"Electronic commerce is ready to explode," said Tyajbi, who becomes an HP executive vice president and will continue to run VeriFone as a separate subsidiary. "There is a convergence between Internet technology and smart card technology. We believe that smart cards and electronic purse schemes [for Net-based commerce] will truly change the way people live."
In five to seven years, smart cards will be pervasive in the United States, said Tyajbi, who is making consumer use of smart cards a key thrust of VeriFone's strategy.
Electronic cash, stowed on smart cards in what is known as "stored value," will be one driver of U.S. consumer acceptance of smart cards, he said. Loyalty programs--in which vendors such as airlines award points toward rewards for frequent customers--will be the other.
However, at least in the United States, e-cash trials of smart cards are closer to happening than similar efforts for loyalty programs. Tyajbi noted that 87 percent of all transactions are handled in cash, usually for less than $20, leaving room for smart card schemes for e-cash to grab market share.
"Our dream is that the ATM (automated teller machine) goes away or moves into the home," the VeriFone executive said.

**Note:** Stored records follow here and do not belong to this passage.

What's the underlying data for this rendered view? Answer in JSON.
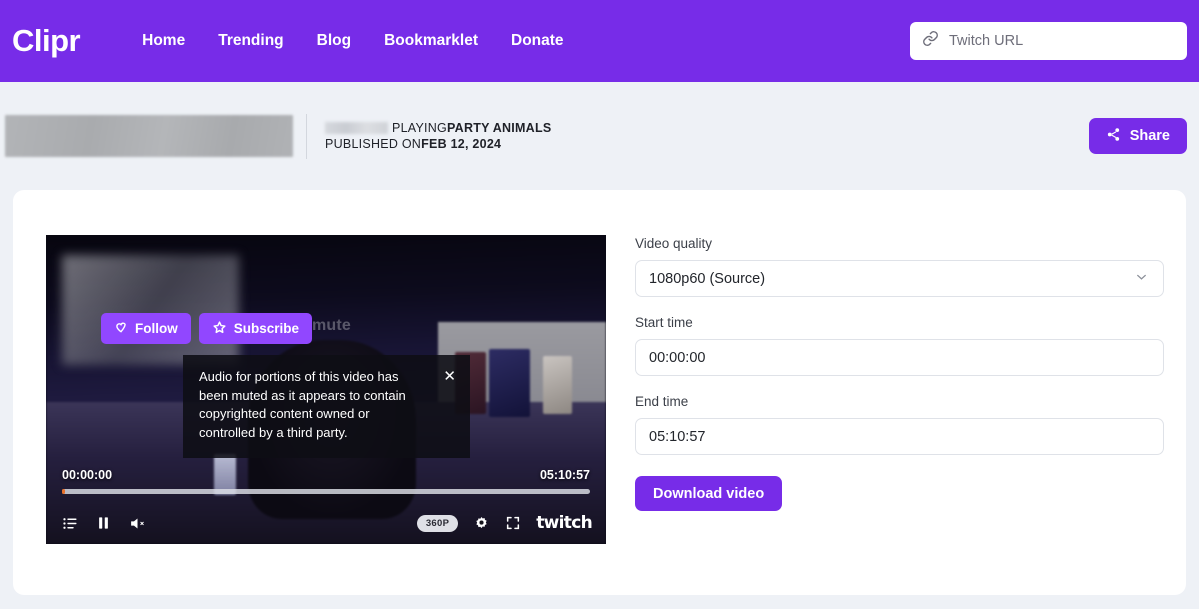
{
  "header": {
    "logo": "Clipr",
    "nav": [
      {
        "label": "Home"
      },
      {
        "label": "Trending"
      },
      {
        "label": "Blog"
      },
      {
        "label": "Bookmarklet"
      },
      {
        "label": "Donate"
      }
    ],
    "url_field": {
      "placeholder": "Twitch URL",
      "value": "",
      "icon": "link-icon"
    }
  },
  "meta": {
    "thumbnail": "blurred-video-thumbnail",
    "channel_name_redacted": "",
    "playing_prefix": "PLAYING ",
    "game_title": "PARTY ANIMALS",
    "published_prefix": "PUBLISHED ON ",
    "published_date": "FEB 12, 2024",
    "share_label": "Share",
    "share_icon": "share-nodes-icon"
  },
  "player": {
    "follow_label": "Follow",
    "follow_icon": "heart-icon",
    "subscribe_label": "Subscribe",
    "subscribe_icon": "star-icon",
    "unmute_hint": "Click to unmute",
    "notice_text": "Audio for portions of this video has been muted as it appears to contain copyrighted content owned or controlled by a third party.",
    "notice_close_icon": "close-icon",
    "current_time": "00:00:00",
    "duration": "05:10:57",
    "quality_badge": "360P",
    "controls": {
      "playlist_icon": "playlist-icon",
      "pause_icon": "pause-icon",
      "volume_muted_icon": "volume-muted-icon",
      "settings_icon": "gear-icon",
      "fullscreen_icon": "fullscreen-icon",
      "brand": "twitch"
    }
  },
  "form": {
    "quality_label": "Video quality",
    "quality_value": "1080p60 (Source)",
    "quality_chevron": "chevron-down-icon",
    "start_label": "Start time",
    "start_value": "00:00:00",
    "end_label": "End time",
    "end_value": "05:10:57",
    "download_label": "Download video"
  },
  "colors": {
    "brand_purple": "#772ce8",
    "twitch_purple": "#9147ff",
    "page_bg": "#eef1f6",
    "card_bg": "#ffffff"
  }
}
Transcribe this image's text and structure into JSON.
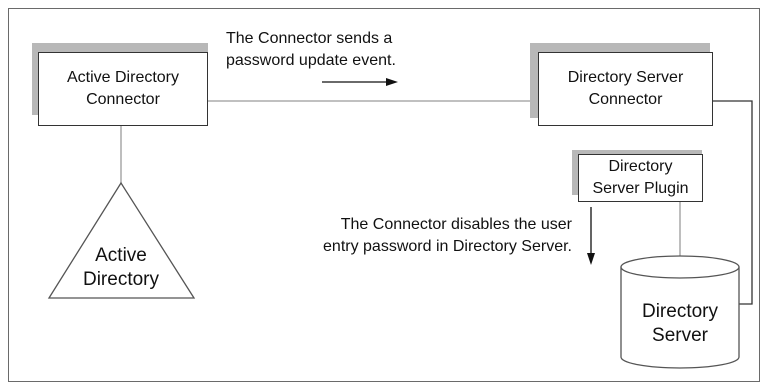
{
  "nodes": {
    "ad_connector": {
      "line1": "Active Directory",
      "line2": "Connector"
    },
    "ds_connector": {
      "line1": "Directory Server",
      "line2": "Connector"
    },
    "ds_plugin": {
      "line1": "Directory",
      "line2": "Server Plugin"
    },
    "active_directory": {
      "line1": "Active",
      "line2": "Directory"
    },
    "directory_server": {
      "line1": "Directory",
      "line2": "Server"
    }
  },
  "annotations": {
    "top": {
      "line1": "The Connector sends a",
      "line2": "password update event."
    },
    "middle": {
      "line1": "The Connector disables the user",
      "line2": "entry password in Directory Server."
    }
  }
}
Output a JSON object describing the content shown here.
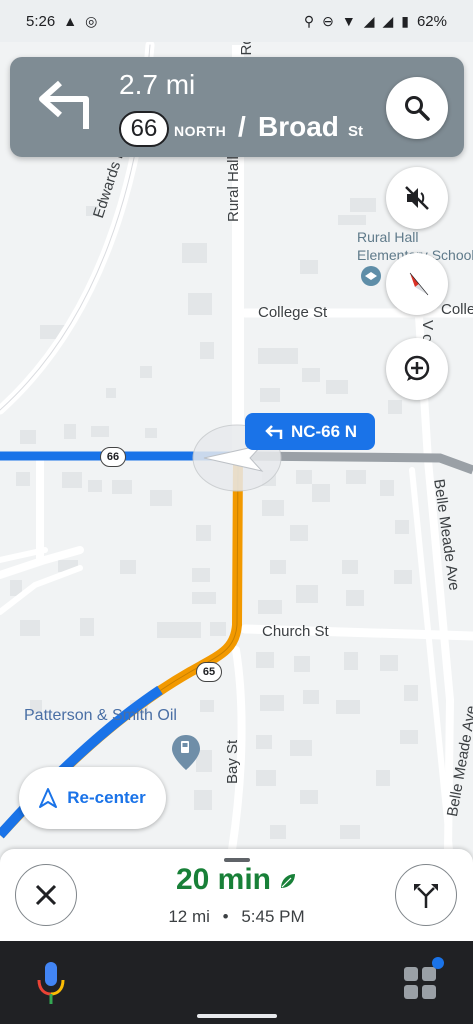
{
  "status_bar": {
    "time": "5:26",
    "battery": "62%"
  },
  "navigation": {
    "distance": "2.7 mi",
    "route_number": "66",
    "direction": "NORTH",
    "separator": "/",
    "street": "Broad",
    "street_suffix": "St"
  },
  "map": {
    "callout_label": "NC-66 N",
    "route_shields": [
      "66",
      "65"
    ],
    "streets": {
      "edwards": "Edwards Rd",
      "rural_hall": "Rural Hall",
      "rural_hall_top": "n Rd",
      "college": "College St",
      "college_right": "Colle",
      "church": "Church St",
      "bay": "Bay St",
      "belle_meade_1": "Belle Meade Ave",
      "belle_meade_2": "Belle Meade Ave",
      "vernon": "V      on St"
    },
    "pois": {
      "school": "Rural Hall\nElementary School",
      "gas": "Patterson & Smith Oil"
    }
  },
  "buttons": {
    "recenter": "Re-center"
  },
  "trip": {
    "duration": "20 min",
    "distance": "12 mi",
    "separator": "•",
    "arrival": "5:45 PM"
  },
  "colors": {
    "route_blue": "#1a73e8",
    "route_orange": "#f29900",
    "eta_green": "#188038",
    "nav_card": "#7f8c94"
  }
}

Last fall the company announced an initiative to get its Personal ATM devices into homes and a complementary strategy of getting neighborhood merchants in specific areas to upgrade their credit card swipe machines--which are VeriFone's main business--to handle smart cards with e-cash too.
With its new HP ownership, VeriFone is packaging itself as a "solutions" company that can provide hardware, software, and services to help banks and credit card processing firms expand their roles in electronic payments.
"We now have the ability to offer integrated payment solutions that nobody [else] in world can offer," said Tyajbi. "We aim to become the dominant payment-solution provider. This position is ours to lose."